VIRTIO is a para-virtiualized interface. This means the guest has to be aware it's running in a virtualized environment so it can deploy it's VIRTIO drivers to talk to virtual hardware. The para-virtualized case is optimised to keep the number of guest->hyper-visor->host and back transitions to a minimum and therefore improve performance. The difference is compared to full virtualization where the guest may not know it's virtualized as it's presented with a number of emulated pieces of hardware which as far as it's concerned is real hardware. However for each access to the hardware there is a trap out of the guest to process each individual access. If a NIC card for example needs 20 registers set-up to send a packet that would be 20 transitions out of the guest and to the emulator.
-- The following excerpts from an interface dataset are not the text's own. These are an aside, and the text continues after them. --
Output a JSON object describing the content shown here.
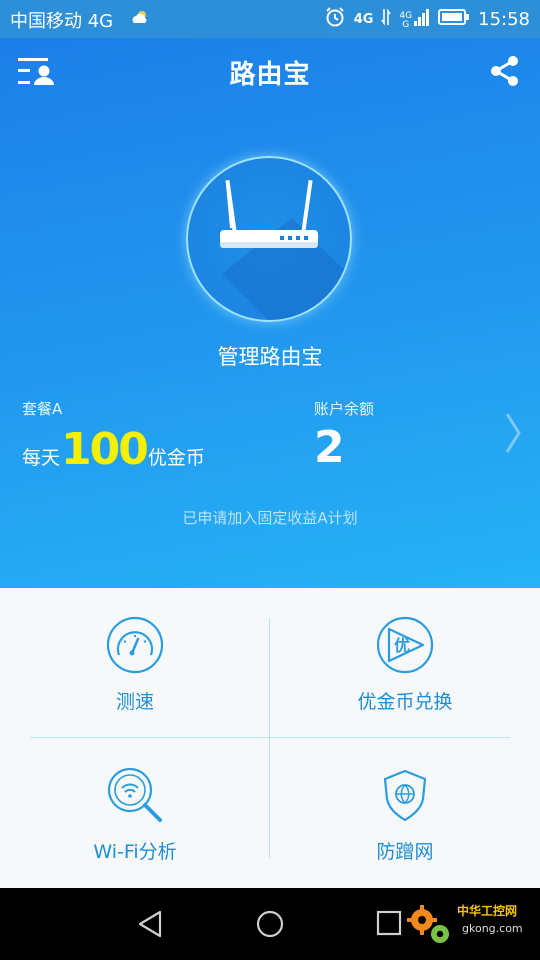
{
  "status_bar": {
    "carrier": "中国移动 4G",
    "network_a": "4G",
    "network_b": "4G",
    "network_c": "G",
    "time": "15:58"
  },
  "header": {
    "title": "路由宝"
  },
  "router": {
    "name": "管理路由宝"
  },
  "plan": {
    "label": "套餐A",
    "prefix": "每天",
    "amount": "100",
    "suffix": "优金币"
  },
  "balance": {
    "label": "账户余额",
    "value": "2"
  },
  "enrolled_note": "已申请加入固定收益A计划",
  "features": [
    {
      "label": "测速",
      "icon": "speedometer-icon"
    },
    {
      "label": "优金币兑换",
      "icon": "coin-exchange-icon"
    },
    {
      "label": "Wi-Fi分析",
      "icon": "wifi-search-icon"
    },
    {
      "label": "防蹭网",
      "icon": "shield-globe-icon"
    }
  ],
  "watermark": {
    "line1": "中华工控网",
    "line2": "gkong.com"
  },
  "colors": {
    "hero_top": "#1c7fe8",
    "hero_bottom": "#26b3f5",
    "accent_text": "#1e8fd6",
    "highlight_number": "#f4f000"
  }
}
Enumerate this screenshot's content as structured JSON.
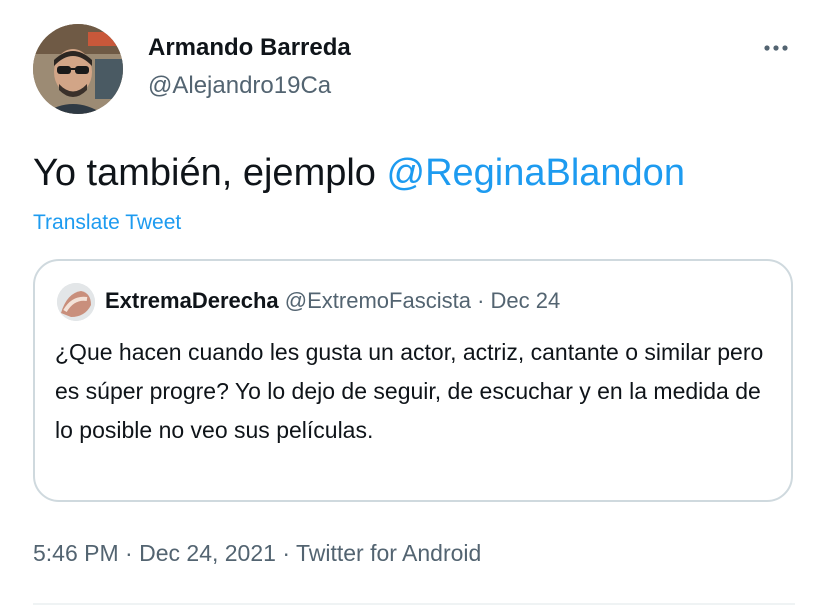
{
  "author": {
    "display_name": "Armando Barreda",
    "handle": "@Alejandro19Ca"
  },
  "tweet": {
    "text_prefix": "Yo también, ejemplo ",
    "mention": "@ReginaBlandon",
    "translate_label": "Translate Tweet",
    "more_icon": "more-horizontal-icon"
  },
  "quoted_tweet": {
    "display_name": "ExtremaDerecha",
    "handle": "@ExtremoFascista",
    "separator": " · ",
    "date": "Dec 24",
    "text": "¿Que hacen cuando les gusta un actor, actriz, cantante o similar pero es súper progre? Yo lo dejo de seguir, de escuchar y en la medida de lo posible no veo sus películas."
  },
  "meta": {
    "time": "5:46 PM",
    "separator": " · ",
    "date": "Dec 24, 2021",
    "source": "Twitter for Android"
  },
  "colors": {
    "link": "#1d9bf0",
    "secondary_text": "#536471",
    "primary_text": "#0f1419",
    "border": "#cfd9de"
  }
}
Now there is another type of virtualization the relies on IOMMUs. These can be programmed to pass portions of their address space to given VMs. As a result the VM can access the hardware directly and the hyper-visor/host doesn't need to get involved in the emulation of real hardware. In this case it might be a virtual NIC which is actually a real NIC which has been sub-divided into a number of different virtual NICs, one for each VM.
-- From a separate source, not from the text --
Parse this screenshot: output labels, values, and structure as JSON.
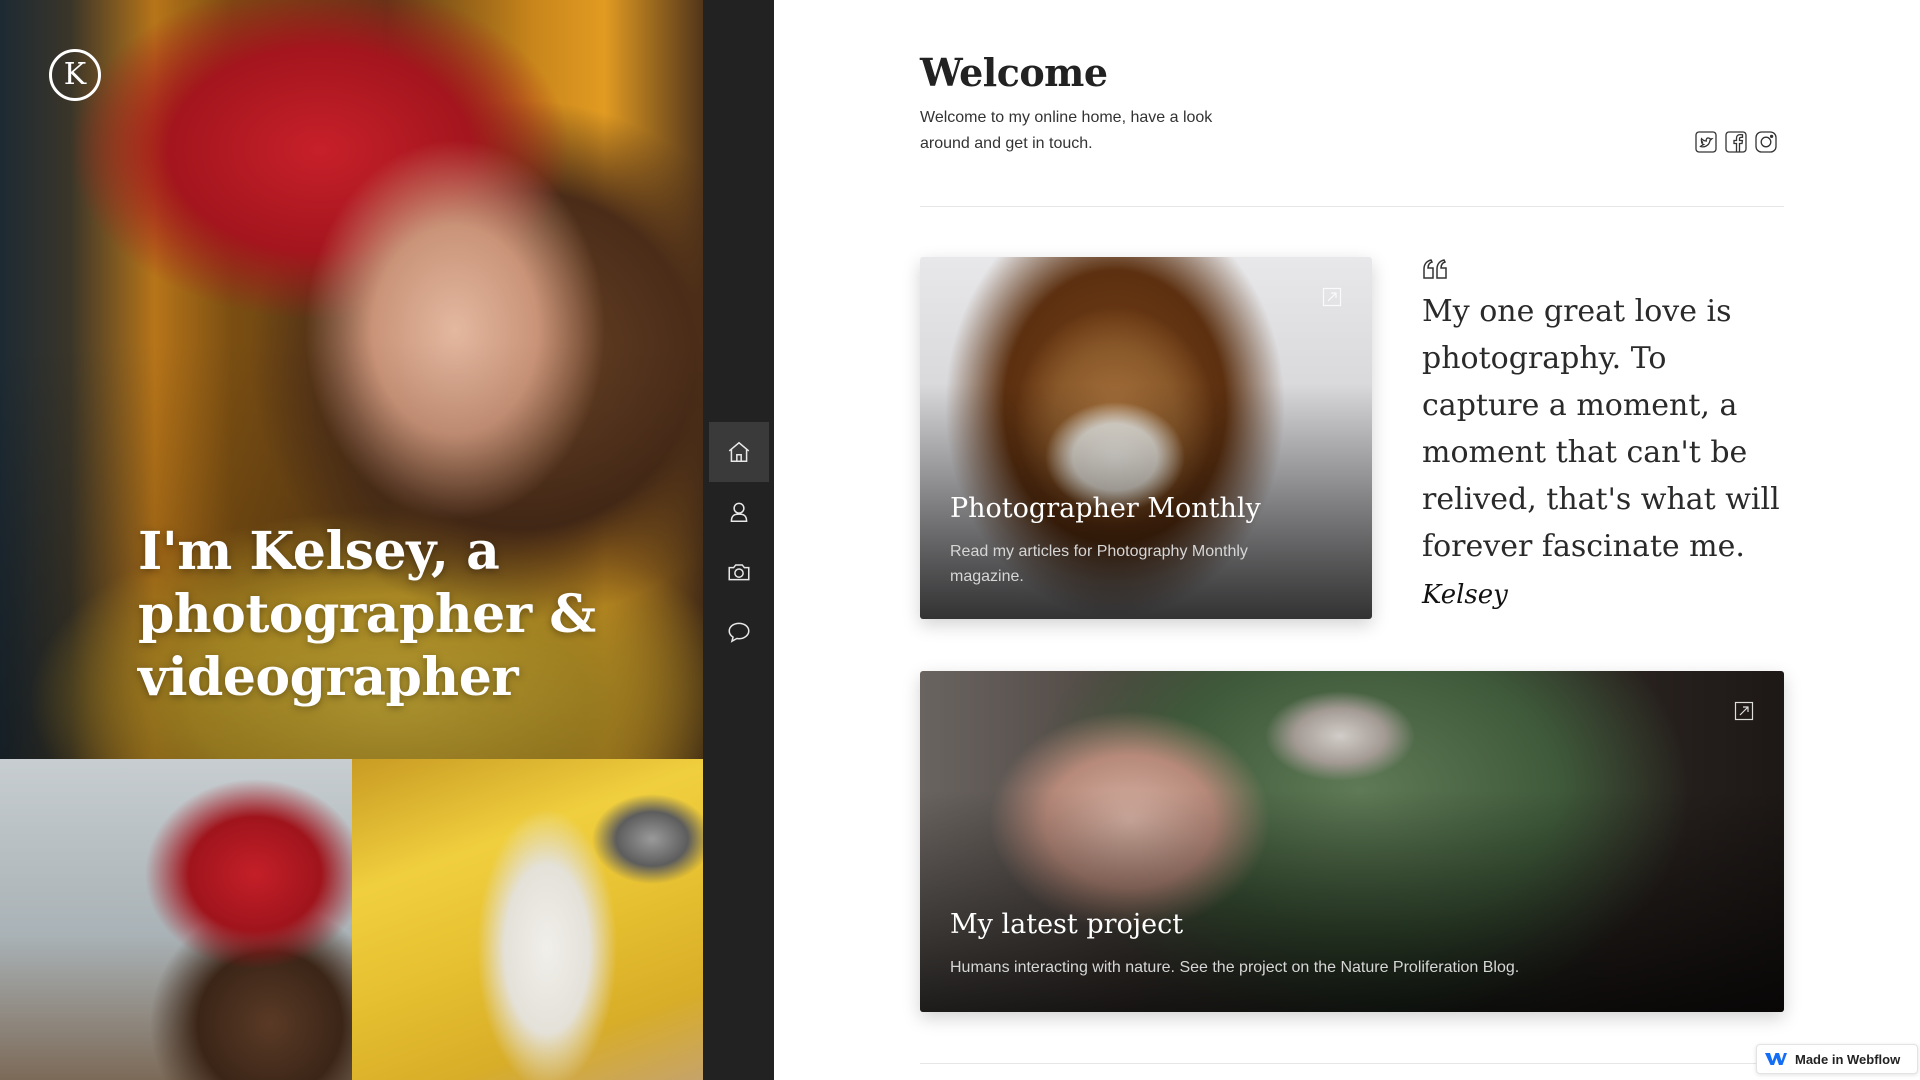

There is a good write-up of the VIRTIO architecture at http://vmsplice.net/~stefan/virtio-devconf-2014.pdf